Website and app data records
=== Section Start ===

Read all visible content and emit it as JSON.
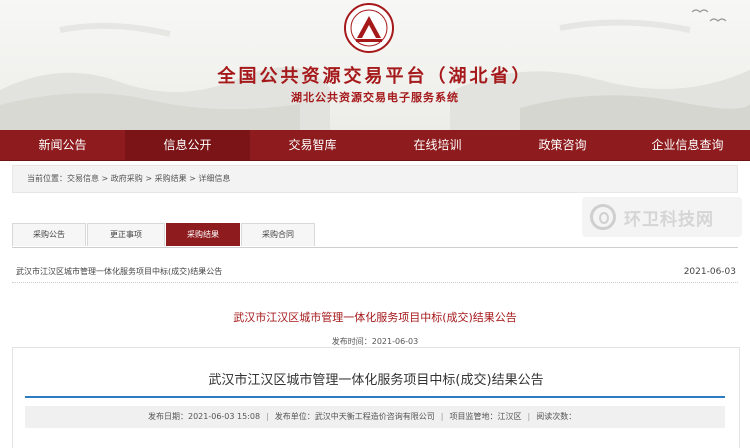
{
  "header": {
    "site_title": "全国公共资源交易平台（湖北省）",
    "site_subtitle": "湖北公共资源交易电子服务系统",
    "emblem_icon": "emblem-icon",
    "brand_color": "#a5191b"
  },
  "nav": {
    "items": [
      {
        "label": "新闻公告"
      },
      {
        "label": "信息公开"
      },
      {
        "label": "交易智库"
      },
      {
        "label": "在线培训"
      },
      {
        "label": "政策咨询"
      },
      {
        "label": "企业信息查询"
      }
    ],
    "active_index": 1,
    "color": "#8e1b1d"
  },
  "breadcrumb": {
    "text": "当前位置：交易信息 > 政府采购 > 采购结果 > 详细信息"
  },
  "watermark": {
    "text": "环卫科技网"
  },
  "tabs": {
    "items": [
      {
        "label": "采购公告"
      },
      {
        "label": "更正事项"
      },
      {
        "label": "采购结果"
      },
      {
        "label": "采购合同"
      }
    ],
    "active_index": 2
  },
  "list": {
    "title": "武汉市江汉区城市管理一体化服务项目中标(成交)结果公告",
    "date": "2021-06-03"
  },
  "detail": {
    "title": "武汉市江汉区城市管理一体化服务项目中标(成交)结果公告",
    "publish_time": "发布时间：2021-06-03"
  },
  "panel": {
    "title": "武汉市江汉区城市管理一体化服务项目中标(成交)结果公告",
    "meta": {
      "publish_date": "发布日期：2021-06-03 15:08",
      "publisher": "发布单位：武汉中天衡工程造价咨询有限公司",
      "supervision": "项目监管地：江汉区",
      "reads": "阅读次数："
    },
    "accent_color": "#2f7bc2"
  }
}
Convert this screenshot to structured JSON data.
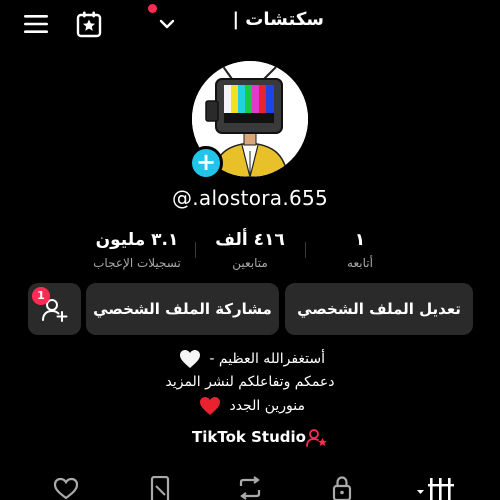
{
  "header": {
    "title": "سكتشات |",
    "icons": [
      "hamburger-menu-icon",
      "calendar-star-icon",
      "chevron-down-icon"
    ],
    "notification_dot_color": "#fe2c55"
  },
  "profile": {
    "username": "@.alostora.655",
    "avatar_add_symbol": "+",
    "avatar_add_color": "#20c5e8"
  },
  "stats": [
    {
      "value": "١",
      "label": "أتابعه"
    },
    {
      "value": "٤١٦ ألف",
      "label": "متابعين"
    },
    {
      "value": "٣.١ مليون",
      "label": "تسجيلات الإعجاب"
    }
  ],
  "actions": {
    "edit_profile": "تعديل الملف الشخصي",
    "share_profile": "مشاركة الملف الشخصي",
    "friend_requests_badge": "1"
  },
  "bio": {
    "line1": "أستغفرالله العظيم -",
    "line2": "دعمكم وتفاعلكم لنشر المزيد",
    "line3": "منورين الجدد"
  },
  "studio": {
    "label": "TikTok Studio"
  },
  "tabs": [
    "grid-videos-icon",
    "lock-icon",
    "repost-icon",
    "bookmark-icon",
    "liked-icon"
  ]
}
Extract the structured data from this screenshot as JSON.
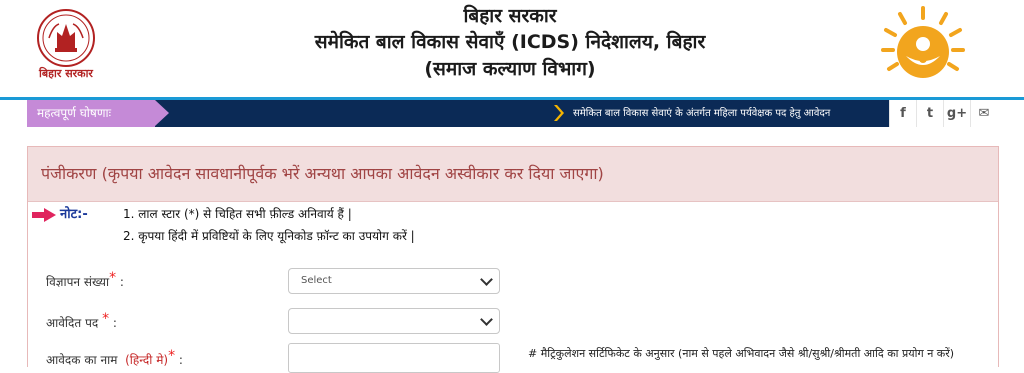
{
  "header": {
    "left_logo_caption": "बिहार सरकार",
    "title_line1": "बिहार सरकार",
    "title_line2": "समेकित बाल विकास सेवाएँ (ICDS) निदेशालय, बिहार",
    "title_line3": "(समाज कल्याण विभाग)"
  },
  "announcement": {
    "label": "महत्वपूर्ण घोषणाः",
    "marquee_text": "समेकित बाल विकास सेवाएं के अंतर्गत महिला पर्यवेक्षक पद हेतु आवेदन",
    "social_icons": [
      "facebook-icon",
      "twitter-icon",
      "google-plus-icon",
      "mail-icon"
    ],
    "social_glyphs": [
      "f",
      "t",
      "g+",
      "✉"
    ]
  },
  "panel": {
    "title": "पंजीकरण (कृपया आवेदन सावधानीपूर्वक भरें अन्यथा आपका आवेदन अस्वीकार कर दिया जाएगा)",
    "note_label": "नोट:-",
    "note_1": "1. लाल स्टार (*) से चिहित सभी फ़ील्ड अनिवार्य हैं |",
    "note_2": "2. कृपया हिंदी में प्रविष्टियों के लिए यूनिकोड फ़ॉन्ट का उपयोग करें |"
  },
  "form": {
    "advert_label": "विज्ञापन संख्या",
    "advert_select_value": "Select",
    "post_label": "आवेदित पद",
    "post_select_value": "",
    "name_label": "आवेदक का नाम",
    "name_label_hindi": "(हिन्दी मे)",
    "required_star": "*",
    "colon": ":",
    "name_hint": "# मैट्रिकुलेशन सर्टिफिकेट के अनुसार (नाम से पहले अभिवादन जैसे श्री/सुश्री/श्रीमती आदि का प्रयोग न करें)"
  },
  "colors": {
    "announce_bg": "#0b2a56",
    "announce_label_bg": "#c58ad7",
    "panel_head_bg": "#f2dede",
    "panel_title": "#a04444",
    "accent_blue": "#1a9ad6",
    "required_red": "#e22222"
  }
}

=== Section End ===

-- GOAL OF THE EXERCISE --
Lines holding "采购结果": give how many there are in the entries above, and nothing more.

-- ANSWER SECTION --
2